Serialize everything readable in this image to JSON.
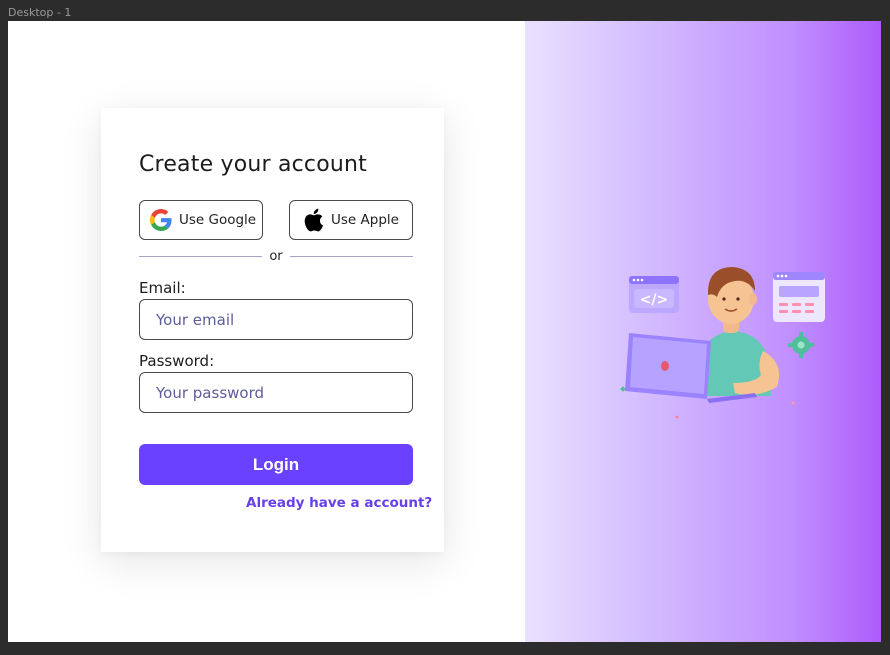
{
  "canvas": {
    "frame_label": "Desktop - 1"
  },
  "form": {
    "title": "Create your account",
    "google_label": "Use Google",
    "apple_label": "Use Apple",
    "divider_text": "or",
    "email_label": "Email:",
    "email_placeholder": "Your email",
    "email_value": "",
    "password_label": "Password:",
    "password_placeholder": "Your password",
    "password_value": "",
    "login_label": "Login",
    "account_link": "Already have a account?"
  },
  "colors": {
    "accent": "#6941ff",
    "link": "#6741e8",
    "gradient_start": "#e9e1ff",
    "gradient_end": "#ad5cfb"
  },
  "icons": [
    "google-icon",
    "apple-icon"
  ]
}
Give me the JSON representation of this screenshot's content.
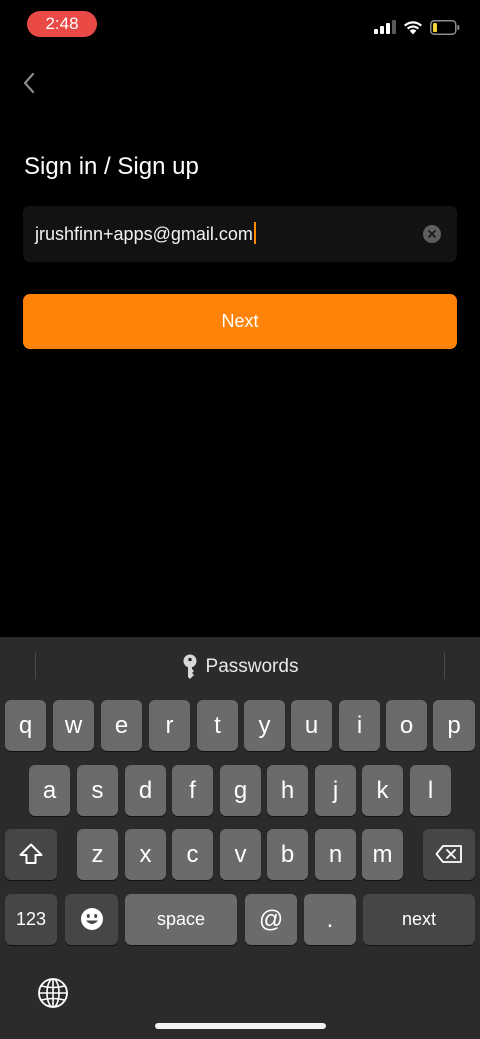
{
  "status_bar": {
    "time": "2:48"
  },
  "screen": {
    "title": "Sign in / Sign up",
    "email_value": "jrushfinn+apps@gmail.com",
    "next_label": "Next"
  },
  "keyboard": {
    "suggestion": "Passwords",
    "row1": [
      "q",
      "w",
      "e",
      "r",
      "t",
      "y",
      "u",
      "i",
      "o",
      "p"
    ],
    "row2": [
      "a",
      "s",
      "d",
      "f",
      "g",
      "h",
      "j",
      "k",
      "l"
    ],
    "row3": [
      "z",
      "x",
      "c",
      "v",
      "b",
      "n",
      "m"
    ],
    "numbers_label": "123",
    "space_label": "space",
    "at_label": "@",
    "dot_label": ".",
    "return_label": "next"
  },
  "colors": {
    "accent": "#ff8308",
    "time_pill": "#ea4a45",
    "caret": "#ff8a00",
    "battery_low": "#f7d038"
  },
  "icons": {
    "back": "chevron-left-icon",
    "clear": "clear-circle-icon",
    "key": "key-icon",
    "shift": "shift-icon",
    "delete": "backspace-icon",
    "emoji": "emoji-icon",
    "globe": "globe-icon",
    "signal": "signal-bars-icon",
    "wifi": "wifi-icon",
    "battery": "battery-icon"
  }
}
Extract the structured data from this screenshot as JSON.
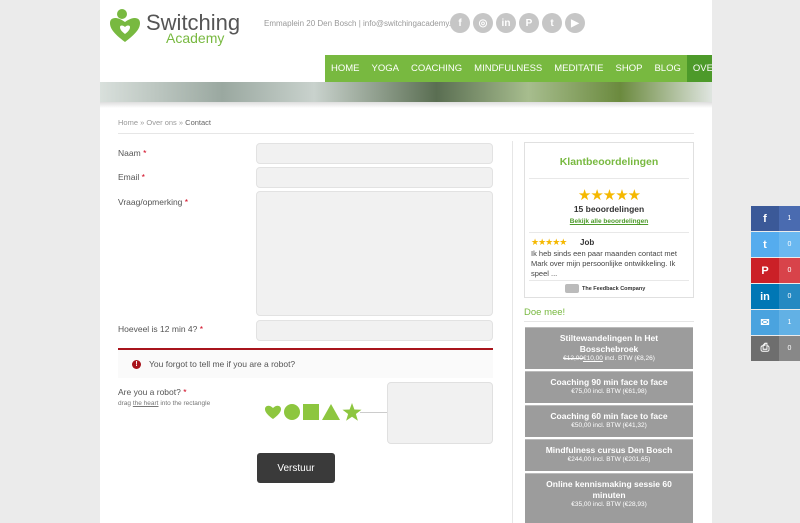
{
  "header": {
    "logo_word1": "Switching",
    "logo_word2": "Academy",
    "address": "Emmaplein 20 Den Bosch | info@switchingacademy.nl",
    "socials": [
      {
        "icon": "facebook-icon",
        "glyph": "f"
      },
      {
        "icon": "instagram-icon",
        "glyph": "◎"
      },
      {
        "icon": "linkedin-icon",
        "glyph": "in"
      },
      {
        "icon": "pinterest-icon",
        "glyph": "P"
      },
      {
        "icon": "twitter-icon",
        "glyph": "t"
      },
      {
        "icon": "youtube-icon",
        "glyph": "▶"
      }
    ]
  },
  "nav": [
    "HOME",
    "YOGA",
    "COACHING",
    "MINDFULNESS",
    "MEDITATIE",
    "SHOP",
    "BLOG",
    "OVER ONS"
  ],
  "nav_active": "OVER ONS",
  "breadcrumb": {
    "home": "Home",
    "sep": "»",
    "parent": "Over ons",
    "current": "Contact"
  },
  "form": {
    "name_label": "Naam",
    "email_label": "Email",
    "message_label": "Vraag/opmerking",
    "captcha_label": "Hoeveel is 12 min 4?",
    "required": "*",
    "error": "You forgot to tell me if you are a robot?",
    "robot_label": "Are you a robot?",
    "robot_hint_1": "drag",
    "robot_hint_link": "the heart",
    "robot_hint_2": "into the rectangle",
    "submit": "Verstuur"
  },
  "reviews": {
    "title": "Klantbeoordelingen",
    "stars": "★★★★★",
    "count": "15 beoordelingen",
    "all_link": "Bekijk alle beoordelingen",
    "review_stars": "★★★★★",
    "reviewer": "Job",
    "text": "Ik heb sinds een paar maanden contact met Mark over mijn persoonlijke ontwikkeling. Ik speel ...",
    "provider": "The Feedback Company"
  },
  "doe_mee": "Doe mee!",
  "products": [
    {
      "name": "Stiltewandelingen In Het Bosschebroek",
      "old": "€12,00",
      "price": "€10,00",
      "suffix": "incl. BTW (€8,26)"
    },
    {
      "name": "Coaching 90 min face to face",
      "old": "",
      "price": "€75,00",
      "suffix": "incl. BTW (€61,98)"
    },
    {
      "name": "Coaching 60 min face to face",
      "old": "",
      "price": "€50,00",
      "suffix": "incl. BTW (€41,32)"
    },
    {
      "name": "Mindfulness cursus Den Bosch",
      "old": "",
      "price": "€244,00",
      "suffix": "incl. BTW (€201,65)"
    },
    {
      "name": "Online kennismaking sessie 60 minuten",
      "old": "",
      "price": "€35,00",
      "suffix": "incl. BTW (€28,93)"
    }
  ],
  "share": [
    {
      "icon": "facebook-icon",
      "glyph": "f",
      "count": "1",
      "color": "#3b5998",
      "dark": "#4a6bb0"
    },
    {
      "icon": "twitter-icon",
      "glyph": "t",
      "count": "0",
      "color": "#55acee",
      "dark": "#6ab8f0"
    },
    {
      "icon": "pinterest-icon",
      "glyph": "P",
      "count": "0",
      "color": "#cb2027",
      "dark": "#d8434a"
    },
    {
      "icon": "linkedin-icon",
      "glyph": "in",
      "count": "0",
      "color": "#0077b5",
      "dark": "#2589c2"
    },
    {
      "icon": "email-icon",
      "glyph": "✉",
      "count": "1",
      "color": "#4aa3df",
      "dark": "#62b1e5"
    },
    {
      "icon": "print-icon",
      "glyph": "⎙",
      "count": "0",
      "color": "#6e6e6e",
      "dark": "#888888"
    }
  ],
  "colors": {
    "brand_green": "#78b940",
    "nav_active": "#4d9a2a",
    "error": "#a8141c",
    "star": "#f5b800"
  }
}
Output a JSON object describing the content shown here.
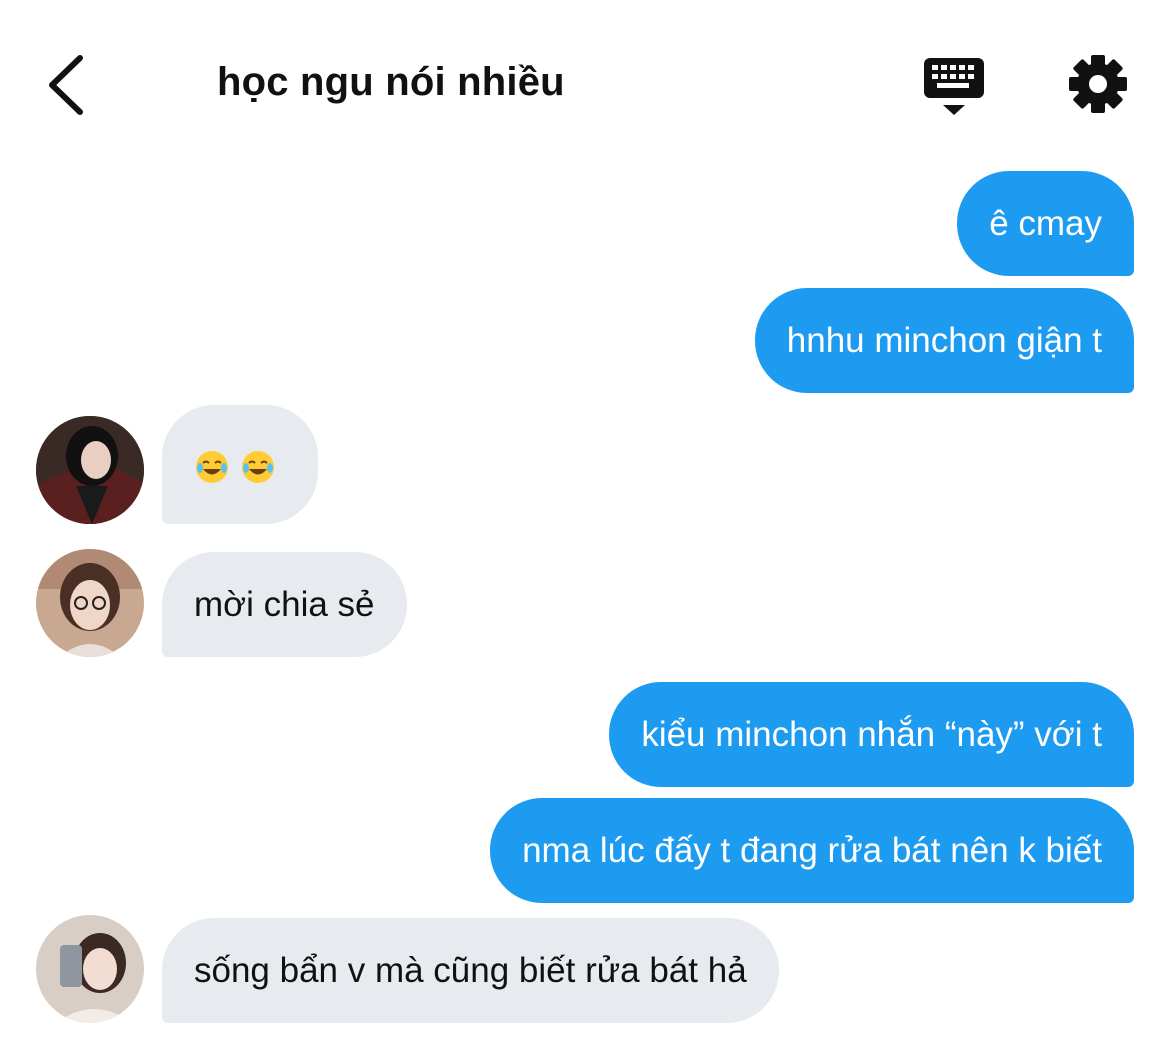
{
  "header": {
    "title": "học ngu nói nhiều",
    "back_icon": "chevron-left-icon",
    "keyboard_icon": "keyboard-icon",
    "settings_icon": "gear-icon"
  },
  "messages": [
    {
      "direction": "outgoing",
      "text": "ê cmay"
    },
    {
      "direction": "outgoing",
      "text": "hnhu minchon giận t"
    },
    {
      "direction": "incoming",
      "text": "😂😂",
      "emoji": "face-with-tears-of-joy"
    },
    {
      "direction": "incoming",
      "text": "mời chia sẻ"
    },
    {
      "direction": "outgoing",
      "text": "kiểu minchon nhắn “này” với t"
    },
    {
      "direction": "outgoing",
      "text": "nma lúc đấy t đang rửa bát nên k biết"
    },
    {
      "direction": "incoming",
      "text": "sống bẩn v mà cũng biết rửa bát hả"
    }
  ],
  "colors": {
    "outgoing_bubble": "#1d9bf0",
    "incoming_bubble": "#e7ebef",
    "text": "#111111"
  }
}
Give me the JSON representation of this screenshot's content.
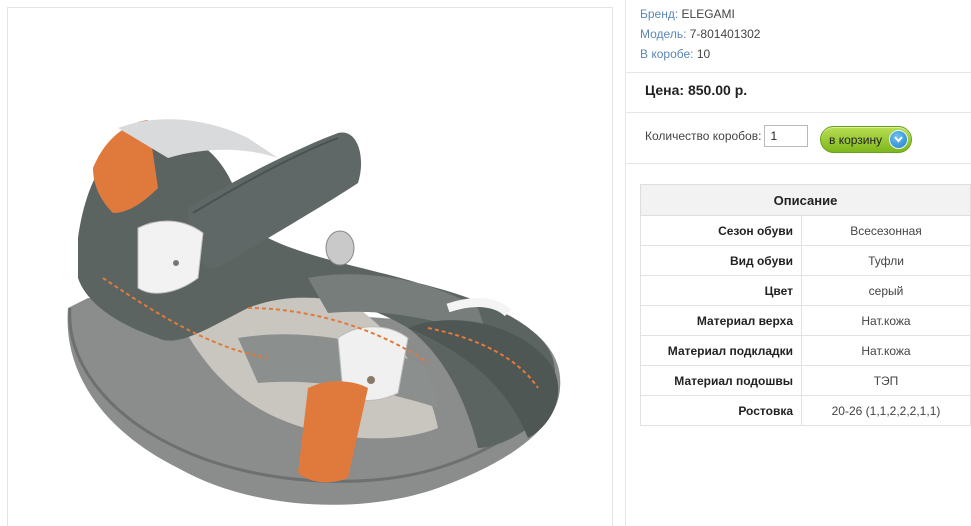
{
  "product": {
    "image_alt": "product-sandal-image",
    "brand_label": "Бренд:",
    "brand_value": "ELEGAMI",
    "model_label": "Модель:",
    "model_value": "7-801401302",
    "box_label": "В коробе:",
    "box_value": "10",
    "price_text": "Цена: 850.00 р.",
    "qty_label": "Количество коробов:",
    "qty_value": "1",
    "cart_button_label": "в корзину"
  },
  "description": {
    "title": "Описание",
    "rows": [
      {
        "key": "Сезон обуви",
        "value": "Всесезонная"
      },
      {
        "key": "Вид обуви",
        "value": "Туфли"
      },
      {
        "key": "Цвет",
        "value": "серый"
      },
      {
        "key": "Материал верха",
        "value": "Нат.кожа"
      },
      {
        "key": "Материал подкладки",
        "value": "Нат.кожа"
      },
      {
        "key": "Материал подошвы",
        "value": "ТЭП"
      },
      {
        "key": "Ростовка",
        "value": "20-26 (1,1,2,2,2,1,1)"
      }
    ]
  },
  "colors": {
    "link_blue": "#5b86b8",
    "button_green": "#8cc63f",
    "shoe_grey": "#5c6461",
    "shoe_orange": "#e07a3c"
  }
}
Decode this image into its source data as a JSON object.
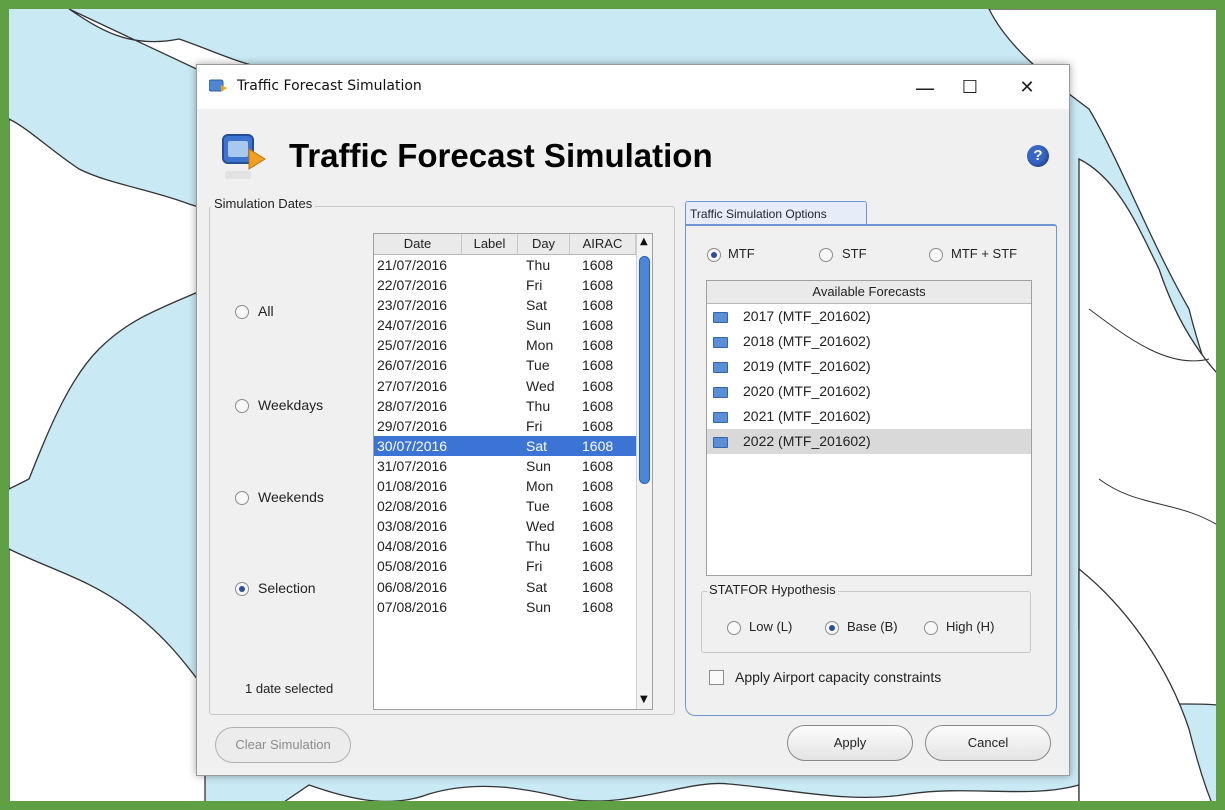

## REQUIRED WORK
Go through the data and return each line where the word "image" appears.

## RESULT OF THE TASK
Serialize everything readable in this image to JSON.
    "image_alt": "product-sandal-image",
Decode this image into its source data as a JSON object.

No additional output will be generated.